--- REQUIREMENT ---
Print all entries below exactly as they appear.

──────── TASK MATERIAL ────────

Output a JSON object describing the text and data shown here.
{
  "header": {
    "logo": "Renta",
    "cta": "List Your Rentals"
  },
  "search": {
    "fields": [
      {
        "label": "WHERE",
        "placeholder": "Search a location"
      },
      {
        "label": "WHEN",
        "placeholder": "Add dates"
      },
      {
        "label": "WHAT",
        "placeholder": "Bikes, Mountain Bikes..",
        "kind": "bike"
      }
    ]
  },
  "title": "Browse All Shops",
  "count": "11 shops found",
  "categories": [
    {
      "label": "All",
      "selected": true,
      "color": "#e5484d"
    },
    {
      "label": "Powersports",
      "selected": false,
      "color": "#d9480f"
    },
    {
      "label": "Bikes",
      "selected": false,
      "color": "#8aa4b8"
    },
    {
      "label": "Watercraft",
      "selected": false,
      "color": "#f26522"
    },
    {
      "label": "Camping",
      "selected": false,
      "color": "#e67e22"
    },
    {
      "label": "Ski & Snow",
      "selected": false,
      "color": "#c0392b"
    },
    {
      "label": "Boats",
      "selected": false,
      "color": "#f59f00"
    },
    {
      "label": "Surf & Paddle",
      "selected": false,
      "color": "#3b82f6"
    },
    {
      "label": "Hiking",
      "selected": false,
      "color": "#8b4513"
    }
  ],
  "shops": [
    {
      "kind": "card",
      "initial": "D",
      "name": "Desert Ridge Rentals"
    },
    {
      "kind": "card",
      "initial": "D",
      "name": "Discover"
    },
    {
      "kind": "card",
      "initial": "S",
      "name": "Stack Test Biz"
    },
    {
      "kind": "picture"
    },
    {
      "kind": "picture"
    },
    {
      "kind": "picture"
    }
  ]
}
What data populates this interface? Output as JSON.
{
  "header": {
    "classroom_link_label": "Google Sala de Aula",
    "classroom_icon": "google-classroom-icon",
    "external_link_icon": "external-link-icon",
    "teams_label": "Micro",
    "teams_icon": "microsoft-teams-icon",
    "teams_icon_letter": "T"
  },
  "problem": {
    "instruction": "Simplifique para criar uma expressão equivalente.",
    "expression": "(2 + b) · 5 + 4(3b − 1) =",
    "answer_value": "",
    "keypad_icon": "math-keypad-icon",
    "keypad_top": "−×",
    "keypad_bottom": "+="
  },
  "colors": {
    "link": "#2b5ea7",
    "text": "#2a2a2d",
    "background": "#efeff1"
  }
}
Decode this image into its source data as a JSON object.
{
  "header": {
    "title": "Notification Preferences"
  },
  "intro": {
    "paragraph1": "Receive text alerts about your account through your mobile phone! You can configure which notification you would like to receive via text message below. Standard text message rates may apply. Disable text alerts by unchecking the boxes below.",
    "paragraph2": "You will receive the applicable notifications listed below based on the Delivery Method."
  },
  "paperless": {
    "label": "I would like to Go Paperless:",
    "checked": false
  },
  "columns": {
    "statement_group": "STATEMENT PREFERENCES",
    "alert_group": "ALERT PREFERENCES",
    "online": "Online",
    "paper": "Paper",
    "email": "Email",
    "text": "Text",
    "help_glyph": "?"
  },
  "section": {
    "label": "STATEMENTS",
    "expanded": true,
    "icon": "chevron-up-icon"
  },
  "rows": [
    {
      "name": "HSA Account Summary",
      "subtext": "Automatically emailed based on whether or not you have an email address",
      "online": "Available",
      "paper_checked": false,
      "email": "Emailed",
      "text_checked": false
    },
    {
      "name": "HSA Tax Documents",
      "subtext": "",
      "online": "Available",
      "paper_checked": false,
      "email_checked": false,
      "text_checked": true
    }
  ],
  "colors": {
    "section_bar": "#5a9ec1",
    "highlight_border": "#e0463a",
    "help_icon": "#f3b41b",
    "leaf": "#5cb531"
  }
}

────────

--- EXPECTED ANSWER ---
Output a JSON object describing the text and data shown here.
{
  "header": {
    "logo": "Renta",
    "cta": "List Your Rentals"
  },
  "search": {
    "fields": [
      {
        "label": "WHERE",
        "placeholder": "Search a location"
      },
      {
        "label": "WHEN",
        "placeholder": "Add dates"
      },
      {
        "label": "WHAT",
        "placeholder": "Bikes, Mountain Bikes..",
        "kind": "bike"
      }
    ]
  },
  "title": "Browse All Shops",
  "count": "11 shops found",
  "categories": [
    {
      "label": "All",
      "selected": true,
      "color": "#e5484d"
    },
    {
      "label": "Powersports",
      "selected": false,
      "color": "#d9480f"
    },
    {
      "label": "Bikes",
      "selected": false,
      "color": "#8aa4b8"
    },
    {
      "label": "Watercraft",
      "selected": false,
      "color": "#f26522"
    },
    {
      "label": "Camping",
      "selected": false,
      "color": "#e67e22"
    },
    {
      "label": "Ski & Snow",
      "selected": false,
      "color": "#c0392b"
    },
    {
      "label": "Boats",
      "selected": false,
      "color": "#f59f00"
    },
    {
      "label": "Surf & Paddle",
      "selected": false,
      "color": "#3b82f6"
    },
    {
      "label": "Hiking",
      "selected": false,
      "color": "#8b4513"
    }
  ],
  "shops": [
    {
      "kind": "card",
      "initial": "D",
      "name": "Desert Ridge Rentals"
    },
    {
      "kind": "card",
      "initial": "D",
      "name": "Discover"
    },
    {
      "kind": "card",
      "initial": "S",
      "name": "Stack Test Biz"
    },
    {
      "kind": "picture"
    },
    {
      "kind": "picture"
    },
    {
      "kind": "picture"
    }
  ]
}
What data populates this interface? Output as JSON.
{
  "header": {
    "classroom_link_label": "Google Sala de Aula",
    "classroom_icon": "google-classroom-icon",
    "external_link_icon": "external-link-icon",
    "teams_label": "Micro",
    "teams_icon": "microsoft-teams-icon",
    "teams_icon_letter": "T"
  },
  "problem": {
    "instruction": "Simplifique para criar uma expressão equivalente.",
    "expression": "(2 + b) · 5 + 4(3b − 1) =",
    "answer_value": "",
    "keypad_icon": "math-keypad-icon",
    "keypad_top": "−×",
    "keypad_bottom": "+="
  },
  "colors": {
    "link": "#2b5ea7",
    "text": "#2a2a2d",
    "background": "#efeff1"
  }
}
Decode this image into its source data as a JSON object.
{
  "header": {
    "title": "Notification Preferences"
  },
  "intro": {
    "paragraph1": "Receive text alerts about your account through your mobile phone! You can configure which notification you would like to receive via text message below. Standard text message rates may apply. Disable text alerts by unchecking the boxes below.",
    "paragraph2": "You will receive the applicable notifications listed below based on the Delivery Method."
  },
  "paperless": {
    "label": "I would like to Go Paperless:",
    "checked": false
  },
  "columns": {
    "statement_group": "STATEMENT PREFERENCES",
    "alert_group": "ALERT PREFERENCES",
    "online": "Online",
    "paper": "Paper",
    "email": "Email",
    "text": "Text",
    "help_glyph": "?"
  },
  "section": {
    "label": "STATEMENTS",
    "expanded": true,
    "icon": "chevron-up-icon"
  },
  "rows": [
    {
      "name": "HSA Account Summary",
      "subtext": "Automatically emailed based on whether or not you have an email address",
      "online": "Available",
      "paper_checked": false,
      "email": "Emailed",
      "text_checked": false
    },
    {
      "name": "HSA Tax Documents",
      "subtext": "",
      "online": "Available",
      "paper_checked": false,
      "email_checked": false,
      "text_checked": true
    }
  ],
  "colors": {
    "section_bar": "#5a9ec1",
    "highlight_border": "#e0463a",
    "help_icon": "#f3b41b",
    "leaf": "#5cb531"
  }
}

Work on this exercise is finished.